Recently, there has been much focus on US public sector debt – the total amount the government borrows. These graphs show the combined debt levels of both the public and private sector. Private sector debt is split up into households, non-financial companies and financial corporations.
In the run up to the 2007 financial crash, we have a rise in total debt levels. – especially amongst households, and financial. Note debt to GDP continues to rise in 2008/09 – because GDP fell sharply in these years.
From 2009, we see a fall in debt levels in the private sector (non-financial corporations, financial firms and households all see lower debt to GDP). This is what you would expect in the aftermath of credit crisis, housing slump and recession – firms and households seek to improve their balance sheets – pay down debt, increase saving, reduce investment and reduce consumer spending.
From 2008 to 2012, US government debt increases from below 60% to 90% of GDP. But, placed in this context of falling debt levels in other areas of the economy, it sheds a different light.
Undoubtedly, the rise in US government debt helped to offset the fall in private sector spending and investment. If the government, had attempted to reduce the budget at a quicker rate or if they had attempted to maintain government debt at some pre-determined level (e.g. 60% is often mentioned in Eurozone targets), the US wouldn’t be seeing the economic recovery it is seeing. (e.g. US vs EU unemployment)
A very crude and simplified explanation of Keynesian economics is that falling private sector spending should be offset by rising government spending – even if the government has to borrow from the private sector.
The fact that the private sector is wanting to pay down debt and increase savings, means that there is higher demand for government bonds, and this is why bond yields have fallen during this period of rising government debt.
Total US debt has actually fallen from 2008 – a marked contrast to the previous two decades.
What are the implications of this?
- If the private sector is deleveraging – cutting back on spending and investment to pay down debt, it is important that the government take the slack.
- Debt may be bad. But, that doesn’t mean the highest priority should be to cut debt as quickly as possible.
- The steady reduction in total US debt means the economy is becoming more rebalanced – though there may be a considerable way to go.
- These statistics show debt to GDP because that is the most meaningful way of examining the burden of the debt. There are of course two ways to reduce debt to GDP. 1) reduce debt levels 2) Increase GDP. The fact that the US economy is showing economic growth (even if weak) will help significantly to reduce debt to GDP ratios without imposing an unnecessary debt deflationary spiral on the economy.
- In the talks on the US fiscal cliff and US debt ceiling, there is often a focus on government debt – ignoring other sectors of the economy.
- The growth in total debt from 1982 to 2008 was a warning signal that there was greater potential imbalances in the economy. However, it is hard to make too many generalisations just from raw debt statistics. For example, it depends on the type of debt that is increasing. Is the debt secured against quality assets, is the debt sustainable?
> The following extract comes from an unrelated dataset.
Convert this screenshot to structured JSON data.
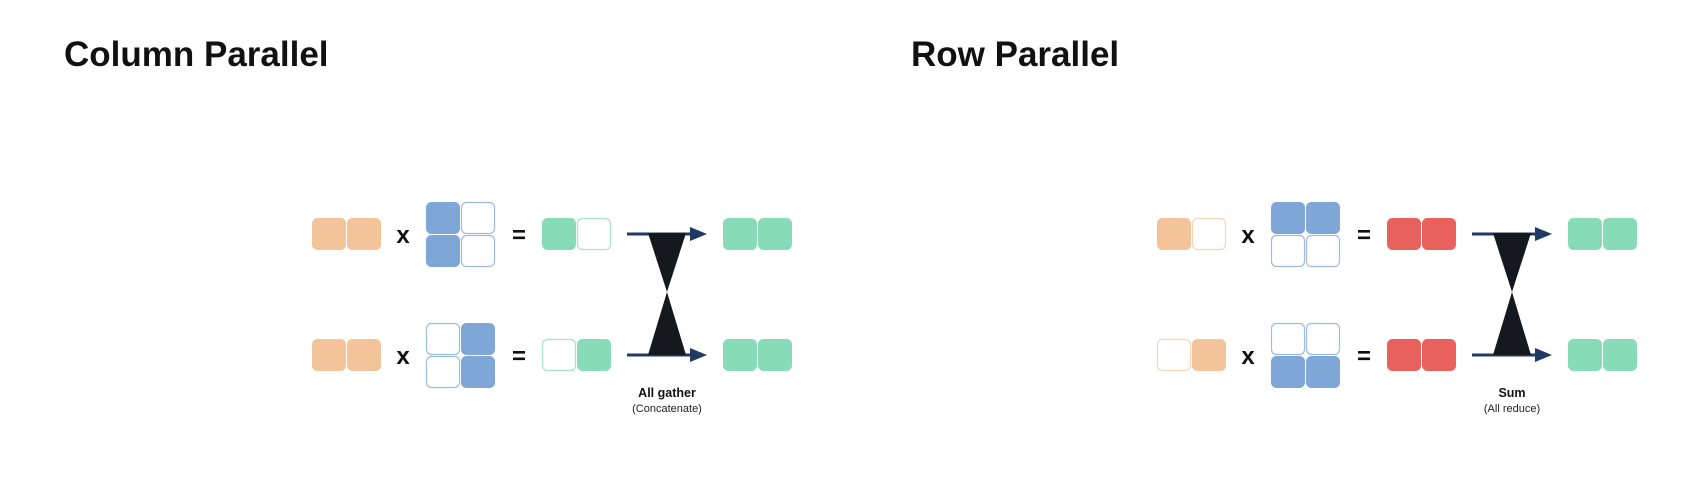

- For example, in the US, the fact that household debt was secured against increasingly shaky asset prices (housing bubble) and very risky mortgage loans, meant there were the seeds for a crisis and debt overhang.
Data source: Debt and deleveraging, McKinsey Global institute